By now you've no doubt realized that Stereophile has changed its size—from 5½" by 8 7/16" to 7½" by 10¼". (All right—maybe you didn't know the exact dimensions of the change, but that's what they are.) We have Edward Chen, Publisher of Stereophile's Chinese edition, to thank for our new size. It is the same size as the Chinese Stereophile and a common size in the Far East. We've been admiring it in Chinese for the last two-and-a-half years, and we thought it would make sense in English as well.
By the time you read this, I will have been fortunate enough to have attended a banquet put on by Harry Pearson in celebration of The Abso!ute Sound's 20th anniversary. Stereophile and TAS may have had their disagreements from time to time, but I take this opportunity to congratulate Harry and his staff on 20 years of excellent high-end publishing. I believe it's not excessively immodest to report that high-end manufacturers frequently remind me of their gratitude for the healthy and vibrant high-end publishing community which exists in the United States—and does not in most other countries. Many publications make up this community, but Stereophile and TAS are certainly the most widely read.
It's useful to ponder the wonders of democracy in this election year—not because of elections, but despite them.

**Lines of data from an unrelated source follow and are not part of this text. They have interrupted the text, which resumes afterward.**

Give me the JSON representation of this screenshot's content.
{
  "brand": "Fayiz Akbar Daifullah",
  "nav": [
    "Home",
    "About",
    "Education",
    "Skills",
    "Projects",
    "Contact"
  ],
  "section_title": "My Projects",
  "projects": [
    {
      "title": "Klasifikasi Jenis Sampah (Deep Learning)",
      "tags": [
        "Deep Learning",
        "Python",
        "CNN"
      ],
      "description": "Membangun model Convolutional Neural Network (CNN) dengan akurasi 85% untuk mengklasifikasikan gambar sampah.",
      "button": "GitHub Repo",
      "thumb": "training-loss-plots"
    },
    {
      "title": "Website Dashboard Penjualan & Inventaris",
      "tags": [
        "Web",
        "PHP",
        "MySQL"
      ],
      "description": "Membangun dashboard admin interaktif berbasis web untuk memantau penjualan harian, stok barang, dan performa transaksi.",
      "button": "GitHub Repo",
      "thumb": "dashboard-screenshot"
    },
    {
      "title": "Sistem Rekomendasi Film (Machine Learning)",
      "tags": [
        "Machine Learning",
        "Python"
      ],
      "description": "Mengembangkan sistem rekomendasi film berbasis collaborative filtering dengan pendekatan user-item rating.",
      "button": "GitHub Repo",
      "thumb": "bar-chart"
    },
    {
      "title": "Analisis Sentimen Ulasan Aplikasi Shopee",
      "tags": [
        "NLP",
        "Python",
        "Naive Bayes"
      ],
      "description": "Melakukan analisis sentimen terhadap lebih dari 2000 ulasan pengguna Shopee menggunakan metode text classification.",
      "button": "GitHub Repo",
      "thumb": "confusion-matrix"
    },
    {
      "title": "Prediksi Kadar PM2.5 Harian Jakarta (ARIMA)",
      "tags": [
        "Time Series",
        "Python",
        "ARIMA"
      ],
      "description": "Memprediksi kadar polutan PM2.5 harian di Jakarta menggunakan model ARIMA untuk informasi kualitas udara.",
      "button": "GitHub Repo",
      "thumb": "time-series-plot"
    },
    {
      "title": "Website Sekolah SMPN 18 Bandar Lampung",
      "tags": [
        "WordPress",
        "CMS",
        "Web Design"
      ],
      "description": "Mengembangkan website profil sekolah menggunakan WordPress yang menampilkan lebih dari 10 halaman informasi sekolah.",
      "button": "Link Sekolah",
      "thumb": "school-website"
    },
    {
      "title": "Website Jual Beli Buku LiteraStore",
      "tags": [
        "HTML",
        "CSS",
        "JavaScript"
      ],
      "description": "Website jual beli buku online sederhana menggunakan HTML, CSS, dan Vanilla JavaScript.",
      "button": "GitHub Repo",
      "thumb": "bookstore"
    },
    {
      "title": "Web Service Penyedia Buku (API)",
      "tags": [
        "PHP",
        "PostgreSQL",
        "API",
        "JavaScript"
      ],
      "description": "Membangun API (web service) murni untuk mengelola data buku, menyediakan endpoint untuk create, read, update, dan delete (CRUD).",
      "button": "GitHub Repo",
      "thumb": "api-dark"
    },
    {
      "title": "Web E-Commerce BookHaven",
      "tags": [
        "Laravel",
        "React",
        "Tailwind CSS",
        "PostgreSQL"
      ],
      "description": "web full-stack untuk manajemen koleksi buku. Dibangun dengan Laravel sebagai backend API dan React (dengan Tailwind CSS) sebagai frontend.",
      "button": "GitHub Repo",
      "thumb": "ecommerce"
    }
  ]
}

Were you to judge democracy by this election year, you might conclude that it consists of judging who has the best PR people, who the best pollsters, and who can muster the nastiest, most effective "negatives" about the other guy.
I'd like to expand on the "expensive electronics/inexpensive speakers" discussion begun by John Atkinson in his Levinson No.26 & No.20 reviews. "Perhaps because it acts as a bottleneck on the signal," he wrote, "the quality of an amplifier or preamplifier is far more important than that of a loudspeaker when it comes to preserving or destroying the musical values of the signal. This would appear to be heresy in the US where, to judge by the letters I receive, large, complicated, expensive loudspeaker systems are often driven by relatively inexpensive, modestly performing electronics, the rationale behind this being that, to quote one correspondent, 'It is the loudspeakers that produce the sound, therefore they are where the majority of the budget should be allocated.'"
Editor's Note: In 1985 and 1986, an argumentative thread ran through Stereophile's pages, discussing the benefits or lack of double-blind testing methods in audio component reviewing, triggered by J. Gordon Holt's review of the ABX Comparator. As this debate is still raging nearly 15 years later, we present here the entire discussion that bounced back and forth between the magazine's "Letters" section and features articles. It was kicked off by a letter from C.J. Huss that appeared in Vol.8 No.5.—John Atkinson